* _MATERIAL PROVIDED_:
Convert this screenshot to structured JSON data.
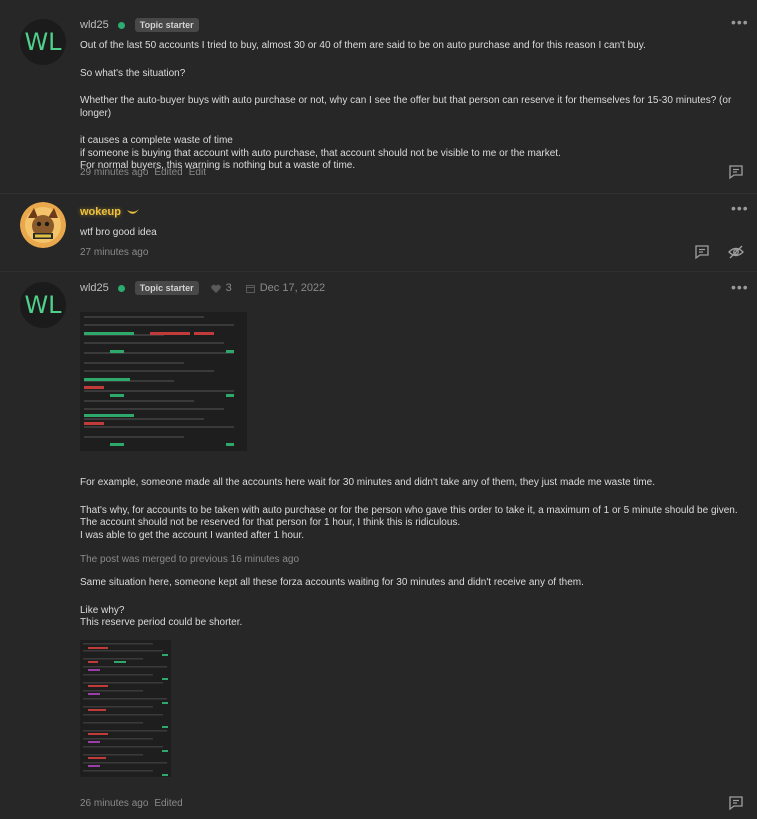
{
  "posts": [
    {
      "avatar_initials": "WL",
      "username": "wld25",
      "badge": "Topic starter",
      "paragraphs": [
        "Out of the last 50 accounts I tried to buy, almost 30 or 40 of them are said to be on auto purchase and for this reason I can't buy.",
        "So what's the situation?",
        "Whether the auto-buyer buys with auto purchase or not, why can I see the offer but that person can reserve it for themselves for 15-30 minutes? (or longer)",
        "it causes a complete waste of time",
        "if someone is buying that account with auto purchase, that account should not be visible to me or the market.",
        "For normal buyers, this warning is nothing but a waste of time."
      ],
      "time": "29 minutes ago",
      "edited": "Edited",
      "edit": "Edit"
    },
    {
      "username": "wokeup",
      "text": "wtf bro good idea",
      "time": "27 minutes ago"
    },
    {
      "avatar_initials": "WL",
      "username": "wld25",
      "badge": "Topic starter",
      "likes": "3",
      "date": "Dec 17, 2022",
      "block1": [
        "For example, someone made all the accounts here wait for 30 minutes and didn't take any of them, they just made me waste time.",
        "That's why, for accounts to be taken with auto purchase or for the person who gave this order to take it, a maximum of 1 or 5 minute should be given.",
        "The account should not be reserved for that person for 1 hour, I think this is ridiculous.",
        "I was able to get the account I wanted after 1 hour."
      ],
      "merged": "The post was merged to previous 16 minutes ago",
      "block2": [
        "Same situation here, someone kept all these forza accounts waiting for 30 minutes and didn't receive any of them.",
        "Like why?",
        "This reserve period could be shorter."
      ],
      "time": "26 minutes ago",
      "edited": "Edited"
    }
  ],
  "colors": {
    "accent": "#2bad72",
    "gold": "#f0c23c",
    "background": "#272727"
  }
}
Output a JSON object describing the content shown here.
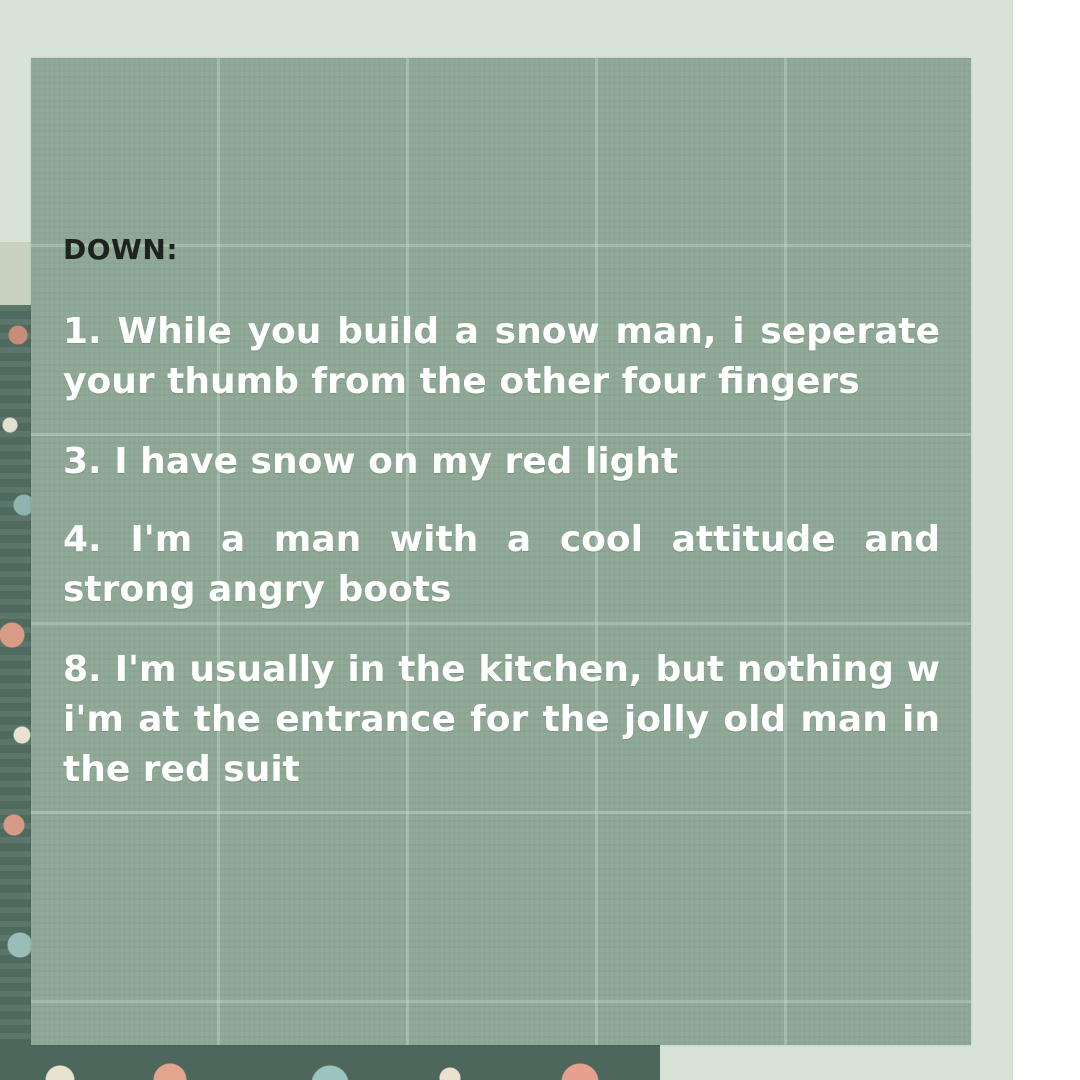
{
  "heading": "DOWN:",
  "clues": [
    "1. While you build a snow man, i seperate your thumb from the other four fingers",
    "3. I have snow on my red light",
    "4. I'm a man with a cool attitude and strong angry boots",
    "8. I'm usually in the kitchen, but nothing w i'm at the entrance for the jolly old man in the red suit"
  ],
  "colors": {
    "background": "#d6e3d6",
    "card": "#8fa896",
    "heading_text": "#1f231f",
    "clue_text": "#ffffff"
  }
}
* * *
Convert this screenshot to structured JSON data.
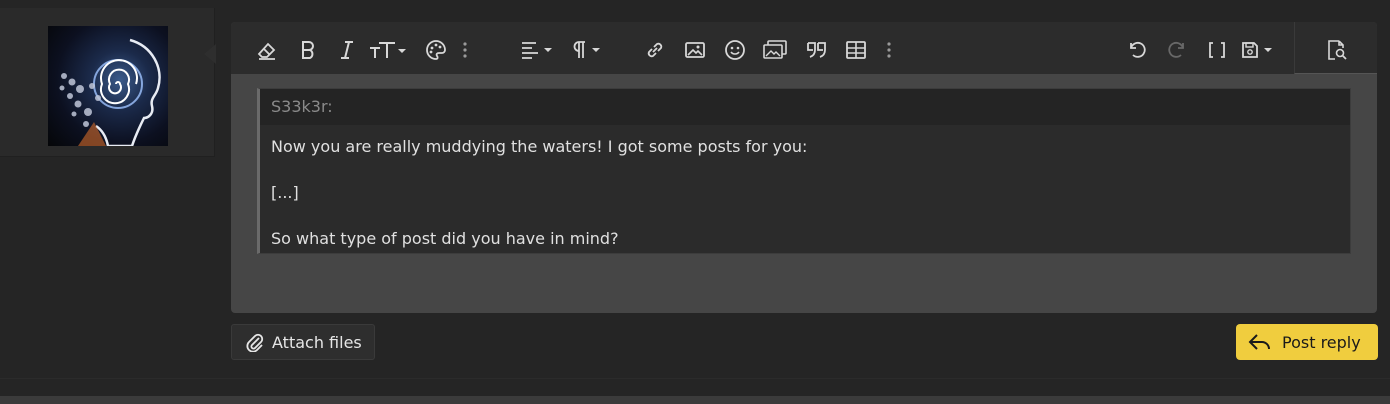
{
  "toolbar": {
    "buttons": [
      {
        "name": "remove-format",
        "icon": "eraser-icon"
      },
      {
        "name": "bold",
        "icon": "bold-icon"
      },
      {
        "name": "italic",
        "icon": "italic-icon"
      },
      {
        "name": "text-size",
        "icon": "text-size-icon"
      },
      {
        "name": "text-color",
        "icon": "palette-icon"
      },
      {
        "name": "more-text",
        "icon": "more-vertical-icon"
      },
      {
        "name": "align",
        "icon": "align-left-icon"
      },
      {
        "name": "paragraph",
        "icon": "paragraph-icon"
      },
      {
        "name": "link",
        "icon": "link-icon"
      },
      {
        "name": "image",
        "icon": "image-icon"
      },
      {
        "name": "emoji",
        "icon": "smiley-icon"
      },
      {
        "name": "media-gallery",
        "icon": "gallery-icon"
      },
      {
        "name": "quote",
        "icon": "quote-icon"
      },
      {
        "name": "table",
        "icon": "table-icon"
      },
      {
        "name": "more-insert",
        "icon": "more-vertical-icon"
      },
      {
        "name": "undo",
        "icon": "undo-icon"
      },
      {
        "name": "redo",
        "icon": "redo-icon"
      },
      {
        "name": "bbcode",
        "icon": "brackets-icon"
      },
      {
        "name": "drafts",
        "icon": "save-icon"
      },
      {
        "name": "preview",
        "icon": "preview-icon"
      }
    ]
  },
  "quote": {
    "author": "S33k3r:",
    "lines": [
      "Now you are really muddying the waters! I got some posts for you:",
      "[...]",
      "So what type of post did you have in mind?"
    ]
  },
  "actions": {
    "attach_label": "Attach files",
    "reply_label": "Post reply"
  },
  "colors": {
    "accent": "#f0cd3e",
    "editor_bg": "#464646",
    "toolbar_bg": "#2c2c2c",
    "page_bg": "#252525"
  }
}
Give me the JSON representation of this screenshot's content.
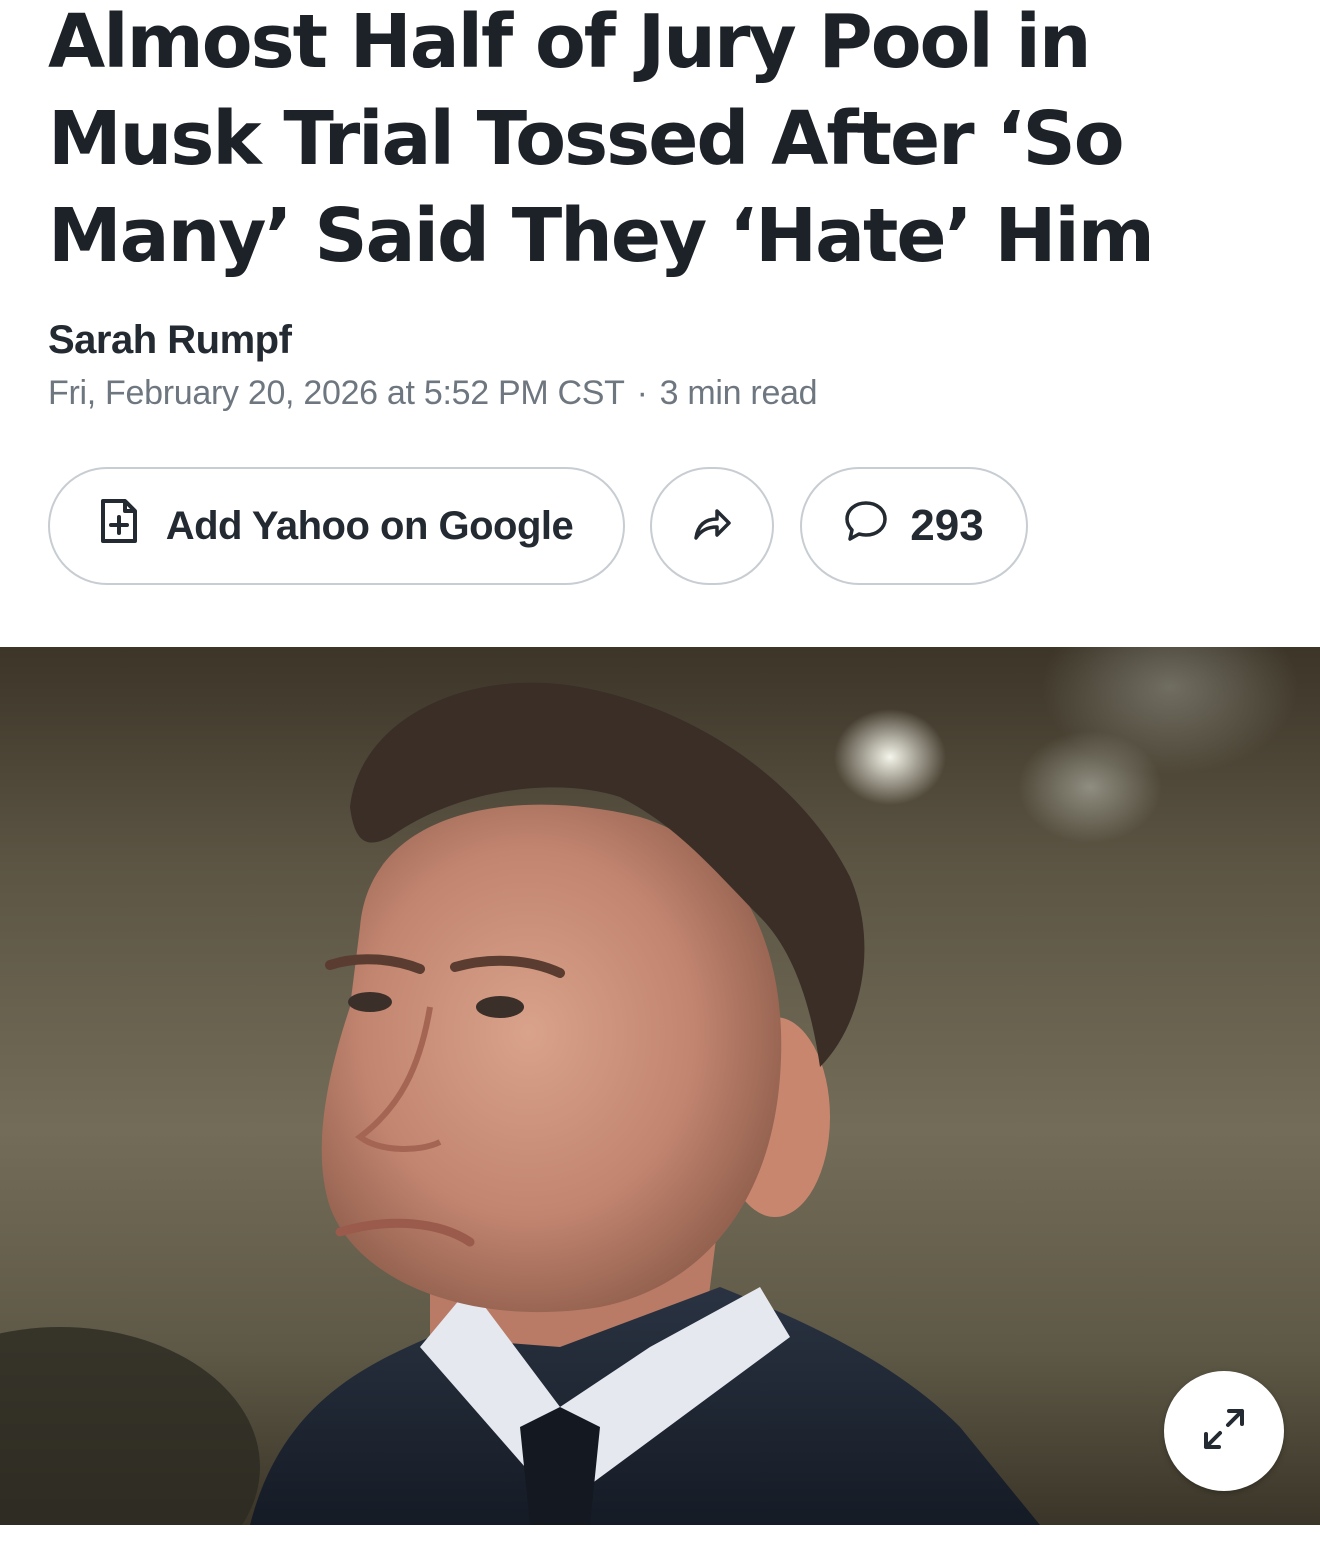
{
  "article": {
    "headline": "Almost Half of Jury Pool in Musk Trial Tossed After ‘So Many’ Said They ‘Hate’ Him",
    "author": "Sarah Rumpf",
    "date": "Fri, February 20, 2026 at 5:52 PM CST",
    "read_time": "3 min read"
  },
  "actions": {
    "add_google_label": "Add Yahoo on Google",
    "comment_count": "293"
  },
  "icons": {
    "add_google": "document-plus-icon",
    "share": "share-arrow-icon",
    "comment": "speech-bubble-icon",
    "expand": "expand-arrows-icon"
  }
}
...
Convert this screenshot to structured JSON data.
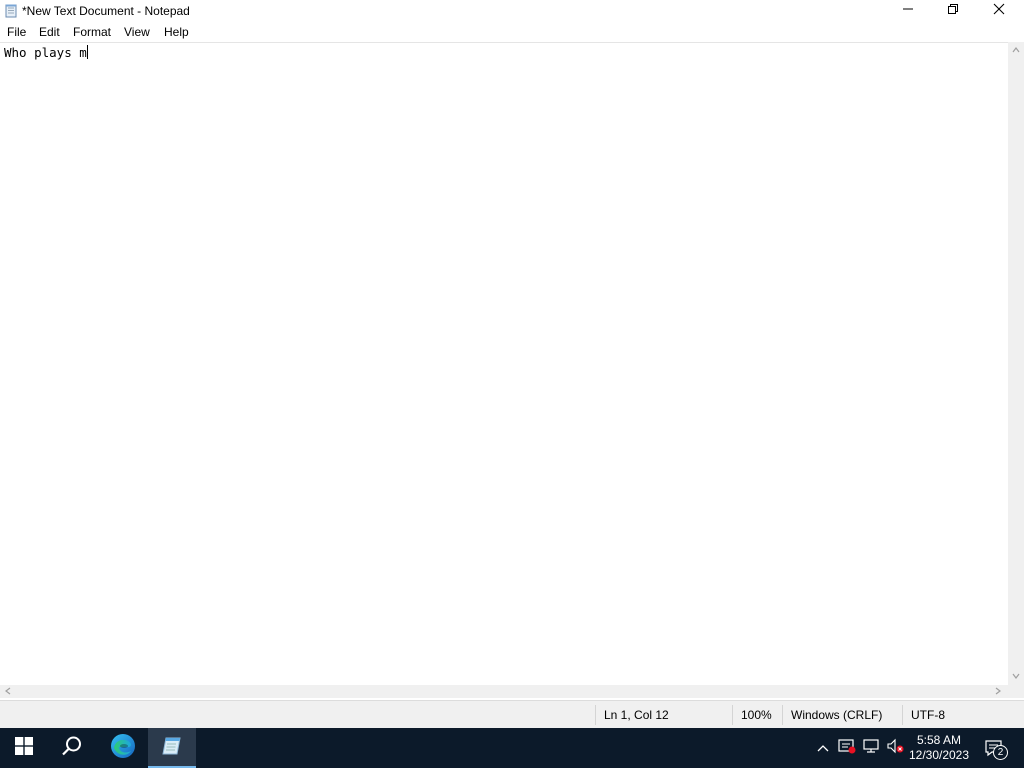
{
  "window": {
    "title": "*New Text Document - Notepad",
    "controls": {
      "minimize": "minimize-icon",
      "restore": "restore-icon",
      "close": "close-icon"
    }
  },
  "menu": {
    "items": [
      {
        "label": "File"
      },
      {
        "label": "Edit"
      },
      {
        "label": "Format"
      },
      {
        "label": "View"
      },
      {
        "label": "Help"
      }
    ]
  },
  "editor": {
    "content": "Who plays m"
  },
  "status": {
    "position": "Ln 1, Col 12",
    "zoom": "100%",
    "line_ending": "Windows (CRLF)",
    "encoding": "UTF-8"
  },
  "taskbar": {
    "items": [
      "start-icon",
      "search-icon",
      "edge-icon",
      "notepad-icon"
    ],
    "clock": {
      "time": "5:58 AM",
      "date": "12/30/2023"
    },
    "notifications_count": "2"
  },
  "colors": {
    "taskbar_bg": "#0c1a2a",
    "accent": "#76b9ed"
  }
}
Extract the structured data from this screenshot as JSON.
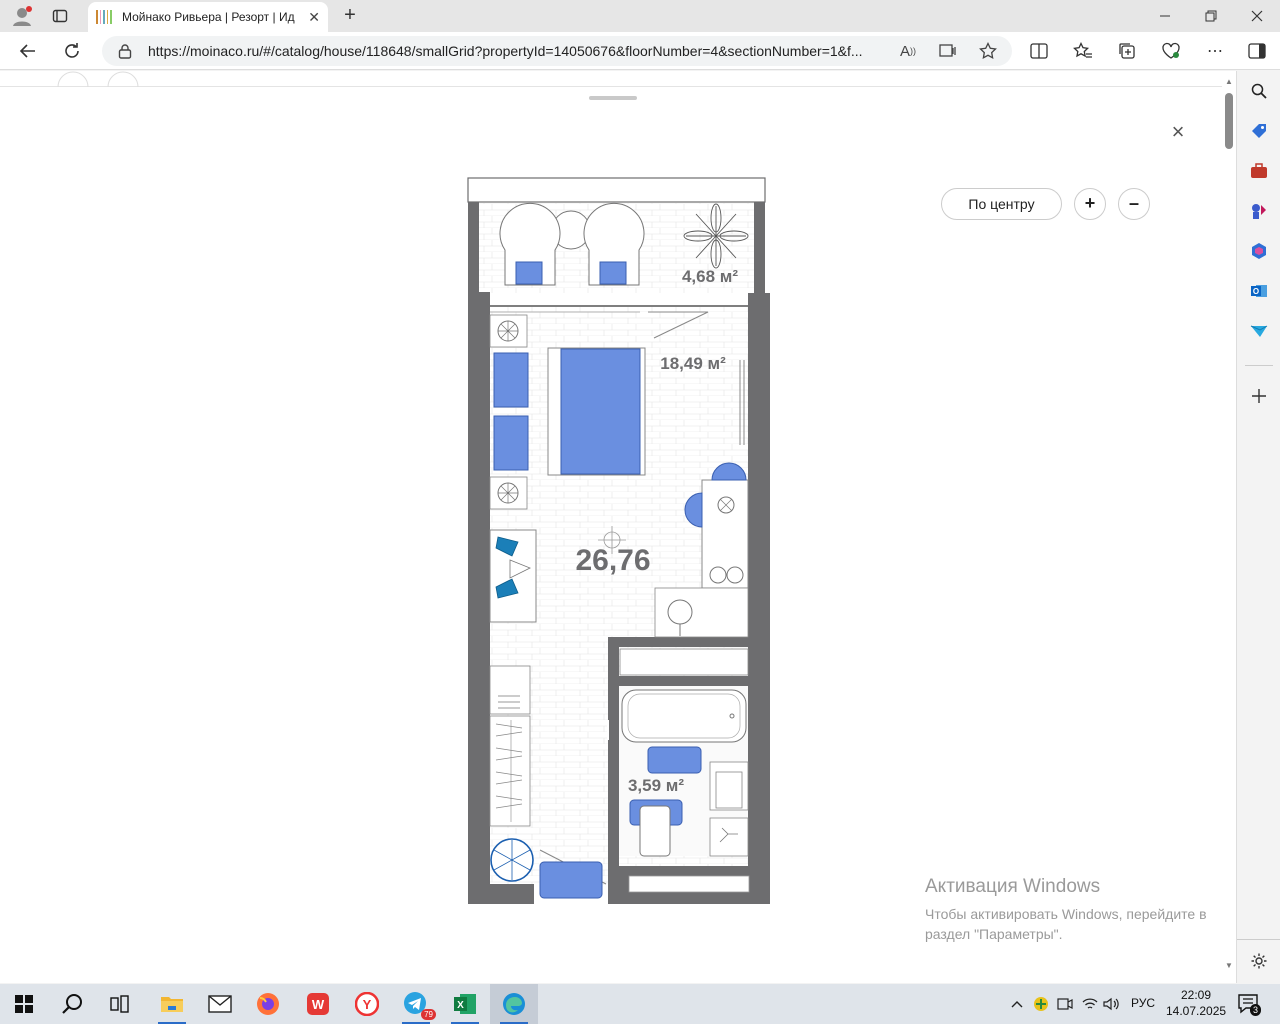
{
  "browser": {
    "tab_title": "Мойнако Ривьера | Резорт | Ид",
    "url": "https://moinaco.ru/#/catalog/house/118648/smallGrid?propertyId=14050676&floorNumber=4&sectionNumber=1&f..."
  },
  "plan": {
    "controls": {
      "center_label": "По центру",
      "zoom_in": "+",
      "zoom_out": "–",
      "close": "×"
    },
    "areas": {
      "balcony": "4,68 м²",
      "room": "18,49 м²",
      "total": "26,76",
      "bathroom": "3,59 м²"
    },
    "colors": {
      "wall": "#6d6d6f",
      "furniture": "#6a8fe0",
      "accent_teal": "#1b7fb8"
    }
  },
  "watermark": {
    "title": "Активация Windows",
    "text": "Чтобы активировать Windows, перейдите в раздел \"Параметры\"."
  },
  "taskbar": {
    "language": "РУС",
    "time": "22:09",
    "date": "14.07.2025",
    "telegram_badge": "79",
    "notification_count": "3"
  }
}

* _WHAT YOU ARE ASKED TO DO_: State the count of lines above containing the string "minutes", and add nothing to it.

* _FINISHED TASK_: 7